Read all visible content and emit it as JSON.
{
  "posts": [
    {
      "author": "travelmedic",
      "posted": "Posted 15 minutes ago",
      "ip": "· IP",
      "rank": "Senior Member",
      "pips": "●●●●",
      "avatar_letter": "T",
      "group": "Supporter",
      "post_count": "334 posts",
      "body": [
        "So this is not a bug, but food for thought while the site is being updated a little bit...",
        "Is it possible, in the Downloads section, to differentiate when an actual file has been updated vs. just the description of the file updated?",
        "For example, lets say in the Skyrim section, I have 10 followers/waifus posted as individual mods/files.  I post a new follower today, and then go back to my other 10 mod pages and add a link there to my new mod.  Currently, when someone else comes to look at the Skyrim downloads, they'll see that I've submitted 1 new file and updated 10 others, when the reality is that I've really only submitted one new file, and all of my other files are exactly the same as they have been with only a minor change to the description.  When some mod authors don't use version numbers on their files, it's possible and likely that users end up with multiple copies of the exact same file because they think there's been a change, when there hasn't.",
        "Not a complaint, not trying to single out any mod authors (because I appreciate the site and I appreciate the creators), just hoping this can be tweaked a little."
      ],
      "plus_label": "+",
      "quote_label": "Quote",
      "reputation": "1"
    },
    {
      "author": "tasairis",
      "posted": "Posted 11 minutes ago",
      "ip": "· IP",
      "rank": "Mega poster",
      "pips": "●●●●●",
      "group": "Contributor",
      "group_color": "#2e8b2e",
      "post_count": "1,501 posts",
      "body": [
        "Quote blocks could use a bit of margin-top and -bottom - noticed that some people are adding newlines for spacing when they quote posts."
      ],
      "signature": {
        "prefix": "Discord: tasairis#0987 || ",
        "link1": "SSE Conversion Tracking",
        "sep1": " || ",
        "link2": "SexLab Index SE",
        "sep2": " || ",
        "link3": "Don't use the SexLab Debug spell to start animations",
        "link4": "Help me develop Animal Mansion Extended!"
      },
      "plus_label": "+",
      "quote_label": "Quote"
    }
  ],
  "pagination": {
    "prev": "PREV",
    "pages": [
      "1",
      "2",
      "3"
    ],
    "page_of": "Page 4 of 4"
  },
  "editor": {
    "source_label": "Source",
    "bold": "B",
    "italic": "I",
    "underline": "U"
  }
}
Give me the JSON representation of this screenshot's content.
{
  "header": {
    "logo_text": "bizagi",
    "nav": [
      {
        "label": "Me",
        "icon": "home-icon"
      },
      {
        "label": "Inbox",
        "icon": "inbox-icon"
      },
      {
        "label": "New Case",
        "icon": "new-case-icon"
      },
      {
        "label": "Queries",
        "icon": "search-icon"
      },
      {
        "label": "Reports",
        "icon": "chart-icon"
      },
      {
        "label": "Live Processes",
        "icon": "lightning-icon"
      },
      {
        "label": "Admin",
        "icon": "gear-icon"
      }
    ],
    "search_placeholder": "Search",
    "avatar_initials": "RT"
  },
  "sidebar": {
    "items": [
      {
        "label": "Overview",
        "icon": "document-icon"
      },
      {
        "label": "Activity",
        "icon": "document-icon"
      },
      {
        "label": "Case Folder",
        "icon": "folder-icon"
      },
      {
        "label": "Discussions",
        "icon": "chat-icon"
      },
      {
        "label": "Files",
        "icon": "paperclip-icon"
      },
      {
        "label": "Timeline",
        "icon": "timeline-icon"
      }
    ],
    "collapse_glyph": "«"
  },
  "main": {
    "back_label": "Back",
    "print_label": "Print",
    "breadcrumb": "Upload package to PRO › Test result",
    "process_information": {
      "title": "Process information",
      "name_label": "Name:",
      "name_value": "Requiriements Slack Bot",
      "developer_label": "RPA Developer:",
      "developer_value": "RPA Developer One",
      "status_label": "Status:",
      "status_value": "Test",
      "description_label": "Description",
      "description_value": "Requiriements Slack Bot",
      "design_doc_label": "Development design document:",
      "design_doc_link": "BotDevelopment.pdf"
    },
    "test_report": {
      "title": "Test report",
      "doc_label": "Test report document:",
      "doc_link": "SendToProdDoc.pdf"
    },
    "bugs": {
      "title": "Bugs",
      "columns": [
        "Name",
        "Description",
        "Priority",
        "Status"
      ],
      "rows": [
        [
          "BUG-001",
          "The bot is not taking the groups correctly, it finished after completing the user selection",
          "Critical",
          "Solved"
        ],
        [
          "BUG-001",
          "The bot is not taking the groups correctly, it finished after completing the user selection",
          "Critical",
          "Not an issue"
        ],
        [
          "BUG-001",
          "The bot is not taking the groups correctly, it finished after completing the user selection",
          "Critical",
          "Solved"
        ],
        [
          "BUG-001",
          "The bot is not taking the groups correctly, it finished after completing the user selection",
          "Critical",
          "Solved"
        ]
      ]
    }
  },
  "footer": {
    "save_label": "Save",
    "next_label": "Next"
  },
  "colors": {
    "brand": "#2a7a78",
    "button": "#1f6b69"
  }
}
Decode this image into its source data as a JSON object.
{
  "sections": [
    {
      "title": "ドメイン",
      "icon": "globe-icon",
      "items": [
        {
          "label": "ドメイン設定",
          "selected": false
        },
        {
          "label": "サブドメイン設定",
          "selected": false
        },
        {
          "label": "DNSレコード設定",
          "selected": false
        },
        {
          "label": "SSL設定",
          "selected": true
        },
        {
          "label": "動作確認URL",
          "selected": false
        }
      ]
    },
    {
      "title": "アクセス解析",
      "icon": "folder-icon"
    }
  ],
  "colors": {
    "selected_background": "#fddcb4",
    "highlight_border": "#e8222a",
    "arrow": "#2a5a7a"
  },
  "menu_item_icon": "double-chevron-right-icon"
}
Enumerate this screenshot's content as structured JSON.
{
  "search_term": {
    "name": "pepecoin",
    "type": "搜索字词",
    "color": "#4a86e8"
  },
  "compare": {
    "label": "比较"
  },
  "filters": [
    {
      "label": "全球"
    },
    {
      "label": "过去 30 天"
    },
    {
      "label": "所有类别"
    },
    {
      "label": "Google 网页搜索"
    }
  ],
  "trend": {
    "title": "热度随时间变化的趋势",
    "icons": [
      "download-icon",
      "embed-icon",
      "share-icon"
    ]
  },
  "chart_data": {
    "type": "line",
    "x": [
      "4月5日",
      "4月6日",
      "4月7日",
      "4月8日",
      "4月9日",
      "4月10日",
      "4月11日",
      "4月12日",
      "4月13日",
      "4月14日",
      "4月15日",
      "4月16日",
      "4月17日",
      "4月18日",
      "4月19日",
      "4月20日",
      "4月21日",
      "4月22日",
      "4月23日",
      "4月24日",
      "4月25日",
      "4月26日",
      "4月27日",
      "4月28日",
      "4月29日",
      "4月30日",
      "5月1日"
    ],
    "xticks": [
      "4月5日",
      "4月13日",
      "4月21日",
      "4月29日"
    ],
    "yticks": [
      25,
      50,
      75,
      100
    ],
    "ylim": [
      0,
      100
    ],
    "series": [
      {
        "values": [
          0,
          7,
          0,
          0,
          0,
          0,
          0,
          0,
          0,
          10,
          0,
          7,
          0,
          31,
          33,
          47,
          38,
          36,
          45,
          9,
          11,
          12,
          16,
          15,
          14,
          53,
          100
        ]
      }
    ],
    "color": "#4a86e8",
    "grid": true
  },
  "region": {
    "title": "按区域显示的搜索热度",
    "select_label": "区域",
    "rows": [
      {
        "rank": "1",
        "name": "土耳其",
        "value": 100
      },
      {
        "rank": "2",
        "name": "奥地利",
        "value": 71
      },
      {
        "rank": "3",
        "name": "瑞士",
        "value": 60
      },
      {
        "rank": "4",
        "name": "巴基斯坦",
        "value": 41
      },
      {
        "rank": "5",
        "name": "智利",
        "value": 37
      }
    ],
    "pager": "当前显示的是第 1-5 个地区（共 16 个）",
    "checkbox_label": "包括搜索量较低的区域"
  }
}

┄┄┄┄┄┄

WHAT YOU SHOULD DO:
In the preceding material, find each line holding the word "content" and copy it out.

ANSWER SECTION:
Read all visible content and emit it as JSON.
Give me the JSON representation of this screenshot's content.
Enumerate this screenshot's content as structured JSON.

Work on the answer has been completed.